In the UK, less than half of STEM (Science, Technology, Engineering, and Mathematics) graduates work in STEM occupations (such as Scientists or Engineers).

If, as is often thought, all recruiters in ‘non-STEM’ occupations (for example, Graphic Designers or Economists) neither require nor value STEM knowledge & skills and simply like hiring STEM graduates for their problem solving and analytical abilities, this apparent leakage from the ‘STEM pipeline’ should be considered as problematic because a STEM education is more expensive and difficult to acquire than a non-STEM one.

This paper sheds new light on the issue by developing a novel approach to identifying STEM jobs through the keywords collected from online vacancy descriptions, and not, as is typically done, by classifying occupations discretely into STEM versus non-STEM, then considering all the jobs belonging to the first group as ‘STEM’ and the rest as ‘non-STEM’.

This approach is made possible by having access to a large dataset, collected by the firm Burning Glass Technologies, which contains information on all vacancies posted online in the UK between 2012 and 2016.

I design and evaluate machine learning algorithms to identify STEM jobs as those whose recruiters are more likely to look for STEM rather than non-STEM graduates because the advertised position requires certain skills and knowledge that are exclusively or much more likely to be taught in STEM disciplines (for example, ‘Systems Engineering’), and/or involves job tasks, tools and technologies for which a STEM education is typically required (e.g. ‘C++’, ‘Design Software’).
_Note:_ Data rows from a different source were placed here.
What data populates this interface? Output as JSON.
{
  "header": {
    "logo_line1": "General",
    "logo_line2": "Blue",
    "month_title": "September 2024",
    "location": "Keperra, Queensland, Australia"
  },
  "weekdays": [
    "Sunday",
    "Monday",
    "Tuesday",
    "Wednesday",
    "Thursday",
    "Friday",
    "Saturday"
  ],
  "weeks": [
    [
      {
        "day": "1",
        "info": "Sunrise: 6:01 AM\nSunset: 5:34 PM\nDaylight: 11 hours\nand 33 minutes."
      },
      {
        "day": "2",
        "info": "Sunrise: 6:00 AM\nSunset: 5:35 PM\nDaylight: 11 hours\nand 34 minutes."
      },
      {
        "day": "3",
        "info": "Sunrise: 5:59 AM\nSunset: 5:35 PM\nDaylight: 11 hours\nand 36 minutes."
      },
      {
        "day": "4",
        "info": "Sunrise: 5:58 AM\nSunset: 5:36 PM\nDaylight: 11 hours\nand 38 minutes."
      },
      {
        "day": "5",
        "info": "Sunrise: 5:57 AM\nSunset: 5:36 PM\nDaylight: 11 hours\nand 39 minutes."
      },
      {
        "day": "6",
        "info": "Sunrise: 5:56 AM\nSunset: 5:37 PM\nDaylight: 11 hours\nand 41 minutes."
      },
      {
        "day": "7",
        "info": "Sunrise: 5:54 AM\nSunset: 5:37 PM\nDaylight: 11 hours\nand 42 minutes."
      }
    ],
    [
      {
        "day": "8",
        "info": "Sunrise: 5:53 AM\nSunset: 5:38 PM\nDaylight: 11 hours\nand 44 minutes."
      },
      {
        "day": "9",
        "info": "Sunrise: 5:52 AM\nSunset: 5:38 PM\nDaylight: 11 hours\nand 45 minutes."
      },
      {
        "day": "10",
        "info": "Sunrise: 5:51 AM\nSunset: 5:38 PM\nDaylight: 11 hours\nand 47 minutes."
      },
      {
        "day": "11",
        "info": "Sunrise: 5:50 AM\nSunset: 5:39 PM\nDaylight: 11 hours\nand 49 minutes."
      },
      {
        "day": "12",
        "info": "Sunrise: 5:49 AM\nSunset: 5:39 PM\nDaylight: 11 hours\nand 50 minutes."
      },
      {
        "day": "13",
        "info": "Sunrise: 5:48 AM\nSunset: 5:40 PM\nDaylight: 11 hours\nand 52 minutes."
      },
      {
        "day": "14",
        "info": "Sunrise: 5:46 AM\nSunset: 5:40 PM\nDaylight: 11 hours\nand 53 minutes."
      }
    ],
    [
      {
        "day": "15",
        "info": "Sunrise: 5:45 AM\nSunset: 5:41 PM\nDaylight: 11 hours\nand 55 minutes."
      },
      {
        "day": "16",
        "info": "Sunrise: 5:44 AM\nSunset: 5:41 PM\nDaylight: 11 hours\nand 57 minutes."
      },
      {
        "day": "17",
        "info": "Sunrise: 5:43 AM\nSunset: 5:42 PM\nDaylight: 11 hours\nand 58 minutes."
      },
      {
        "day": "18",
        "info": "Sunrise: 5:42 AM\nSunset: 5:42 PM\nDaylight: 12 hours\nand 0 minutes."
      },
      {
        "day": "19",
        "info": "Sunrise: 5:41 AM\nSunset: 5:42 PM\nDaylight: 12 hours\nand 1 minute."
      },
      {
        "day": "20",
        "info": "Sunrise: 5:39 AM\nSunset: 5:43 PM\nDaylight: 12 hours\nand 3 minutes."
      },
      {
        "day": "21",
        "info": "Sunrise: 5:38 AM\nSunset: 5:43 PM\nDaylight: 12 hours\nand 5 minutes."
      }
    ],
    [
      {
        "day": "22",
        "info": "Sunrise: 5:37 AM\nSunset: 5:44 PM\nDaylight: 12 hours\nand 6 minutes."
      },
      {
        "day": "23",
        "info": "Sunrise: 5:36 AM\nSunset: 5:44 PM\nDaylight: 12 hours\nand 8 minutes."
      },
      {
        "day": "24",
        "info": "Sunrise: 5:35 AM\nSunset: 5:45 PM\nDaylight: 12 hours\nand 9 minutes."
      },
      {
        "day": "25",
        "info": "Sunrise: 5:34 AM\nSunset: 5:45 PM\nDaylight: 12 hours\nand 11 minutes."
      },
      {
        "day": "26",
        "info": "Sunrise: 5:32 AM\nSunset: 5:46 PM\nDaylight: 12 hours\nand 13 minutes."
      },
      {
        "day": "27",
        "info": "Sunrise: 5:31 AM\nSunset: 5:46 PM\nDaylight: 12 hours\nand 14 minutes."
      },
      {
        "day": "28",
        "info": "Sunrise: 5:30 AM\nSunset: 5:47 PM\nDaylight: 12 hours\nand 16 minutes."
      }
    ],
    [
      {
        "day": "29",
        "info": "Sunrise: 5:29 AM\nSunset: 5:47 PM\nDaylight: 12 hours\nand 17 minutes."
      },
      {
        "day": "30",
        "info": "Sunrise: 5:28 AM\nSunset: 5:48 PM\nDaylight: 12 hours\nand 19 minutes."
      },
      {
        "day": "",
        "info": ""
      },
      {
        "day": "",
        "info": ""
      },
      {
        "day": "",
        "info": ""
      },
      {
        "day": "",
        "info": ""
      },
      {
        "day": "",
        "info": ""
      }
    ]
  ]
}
This job-level analysis reveals that STEM jobs should not be equated with STEM occupations. In fact, 35% of all STEM jobs belong to non-STEM occupations and 15% of all postings in non-STEM occupations are STEM.

Moreover, equating STEM jobs with STEM occupations leads to underestimating the overall demand for STEM knowledge and skills since STEM jobs outnumber jobs in STEM occupations, for example, by half a million STEM employment opportunities in 2015.

I also find that STEM jobs are associated with higher wages within both STEM and non-STEM occupations, even after controlling for detailed occupations, education, experience requirements, etc.

Although, overall, thee findings suggest that the leakage from the STEM pipeline may be less wasteful than typically thought because a significant number of recruiters in non-STEM occupations do require and value STEM knowledge and skills, the issue remains problematic for two main reasons.

First, nothing prevents STEM-educated job seekers taking up non-STEM jobs within non-STEM occupations, for which non-STEM graduates are also qualified and no STEM wage premium is offered.

Second, by exploring the keywords from the job postings, I find that the STEM skills and knowledge posted in STEM vacancies within non-STEM occupations could, in many cases, be acquired with less training than a full-time STEM degree – for example, learning how to code in ‘C++’ does not necessitate a Bachelor in Computer Sciences.

Hence, a more efficient way of satisfying STEM demand within non-STEM occupations could be to teach more STEM in non-STEM disciplines. As I show abstractly, this education policy could reduce STEM shortages in both STEM and non-STEM occupations.

ENDS

The STEM Requirements of `Non-STEM' Jobs: Evidence from UK Online Vacancy Postings and Implications for Skills & Knowledge Shortages

Contact:
Inna GRINIS
I.Grinis@lse.ac.uk